No food lasts forever in perfect condition, however well it is stored. Bacteria and yeast moulds within the food start to multiply and digest the food. This is the first stage of decomposition. All our food storage methods (whether its kept in the fridge, freezer, or canned, pickled or bottled) aim to stop this process happening, but none are completely perfect at stopping decomposition forever.
What do food labels mean?
Most foods carry either a “use by” or a “best before” date, or both. 34% of people admit to throwing away food because it had gone past its “use by” or “best before” date.
Best before date: refers to the quality of food, and are often present on foods with a longer life. They show how long it is predicted the food will be at its best. You can eat food that is past its best before date as it isn’t dangerous, but it may have lost some flavour or not be the right texture.
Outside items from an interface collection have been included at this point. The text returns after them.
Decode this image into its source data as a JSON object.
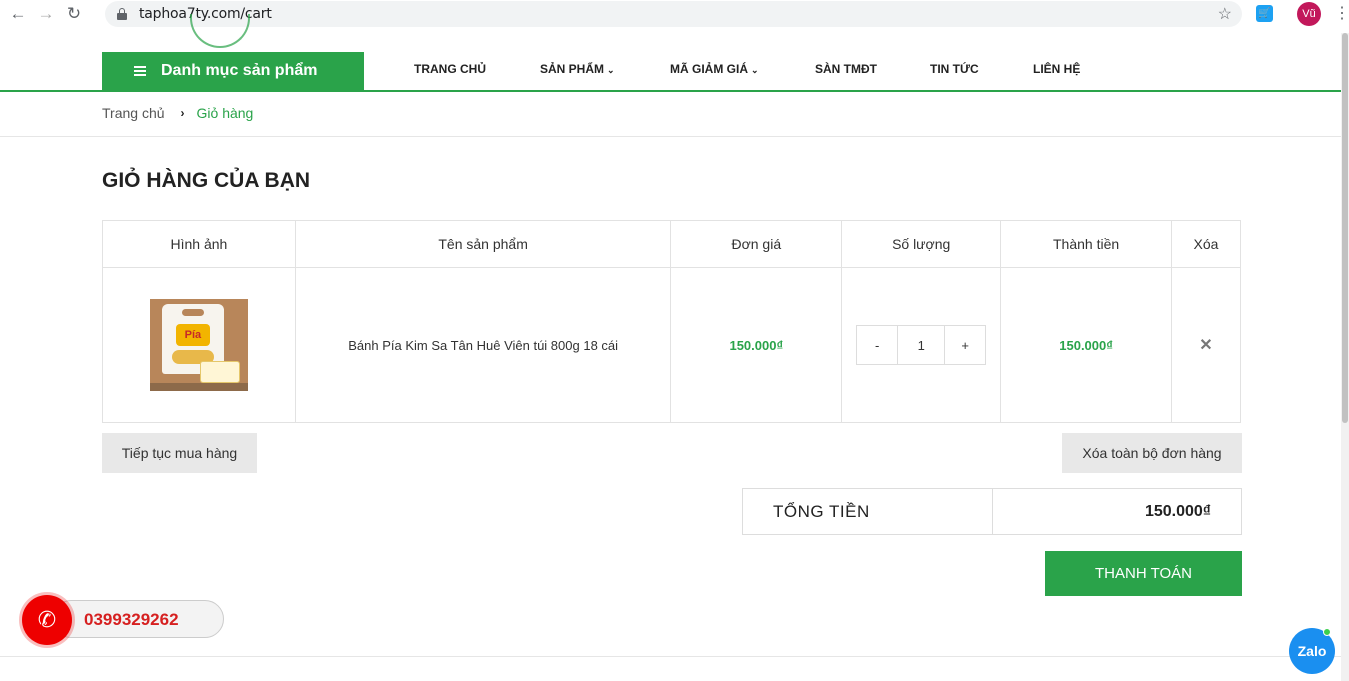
{
  "browser": {
    "url": "taphoa7ty.com/cart",
    "profile_initials": "Vũ",
    "icons": {
      "back": "arrow-left-icon",
      "forward": "arrow-right-icon",
      "reload": "reload-icon",
      "lock": "lock-icon",
      "bookmark": "star-icon",
      "menu": "kebab-icon"
    }
  },
  "header": {
    "category_label": "Danh mục sản phẩm",
    "menu": [
      {
        "label": "TRANG CHỦ",
        "has_caret": false
      },
      {
        "label": "SẢN PHẨM",
        "has_caret": true
      },
      {
        "label": "MÃ GIẢM GIÁ",
        "has_caret": true
      },
      {
        "label": "SÀN TMĐT",
        "has_caret": false
      },
      {
        "label": "TIN TỨC",
        "has_caret": false
      },
      {
        "label": "LIÊN HỆ",
        "has_caret": false
      }
    ]
  },
  "breadcrumb": {
    "home": "Trang chủ",
    "separator": "›",
    "current": "Giỏ hàng"
  },
  "page_title": "GIỎ HÀNG CỦA BẠN",
  "table": {
    "headers": [
      "Hình ảnh",
      "Tên sản phẩm",
      "Đơn giá",
      "Số lượng",
      "Thành tiền",
      "Xóa"
    ],
    "rows": [
      {
        "name": "Bánh Pía Kim Sa Tân Huê Viên túi 800g 18 cái",
        "thumb_logo": "Pía",
        "unit_price": "150.000₫",
        "quantity": "1",
        "minus": "-",
        "plus": "+",
        "subtotal": "150.000₫",
        "remove": "✕"
      }
    ]
  },
  "actions": {
    "continue": "Tiếp tục mua hàng",
    "clear": "Xóa toàn bộ đơn hàng",
    "checkout": "THANH TOÁN"
  },
  "total": {
    "label": "TỔNG TIỀN",
    "value": "150.000₫"
  },
  "hotline": {
    "number": "0399329262"
  },
  "zalo": {
    "label": "Zalo"
  },
  "colors": {
    "brand_green": "#2aa34a",
    "hotline_red": "#e00000",
    "zalo_blue": "#1a8ff0"
  }
}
Use by: this date refers to food safety, so food and drink should not be consumed after this date. The food might look or smell OK but it might not be safe to eat.
If it feels, looks and smells OK …
… then it probably is. Our noses are really clever at telling when food has gone off!
How much is there?
WRAP estimates almost half (41%) of the 6.6 million tonnes of good food thrown away in our homes every year could be avoided if we used it up in time.
What can be done?
Learn how to reduce food waste at home with five simple tips:
Plan meals – meal planning really helps as you don’t buy food that doesn’t get used.
Shop with a list – keep a note through the week of things that run out. There are plenty of apps available to help with this too.
Know your dates – make a note of the use by dates on the food you buy. Make sure you use food up before that date, by planning around these dates.
Freeze things – the freezer is your friend! You can freeze many things – meat and fish, milk, yogurt, some fruits and vegetables. This is especially useful if things are getting nearer their use by date. “Customers should freeze products right up to their use-by date instead of throwing them out,” says Susi Richards, head of product development at Sainsbury’s. (Quote from The Guardian – 4th March 2015)
Think about portion size – one of the main reasons food is wasted is by cooking too much and then throwing it away. Learn what a normal portion looks like when it is uncooked and only cook what you need.
Recycle Devon have written a handy book to help you reduce food waste packed full of these tips and loads of recipes to use up leftovers.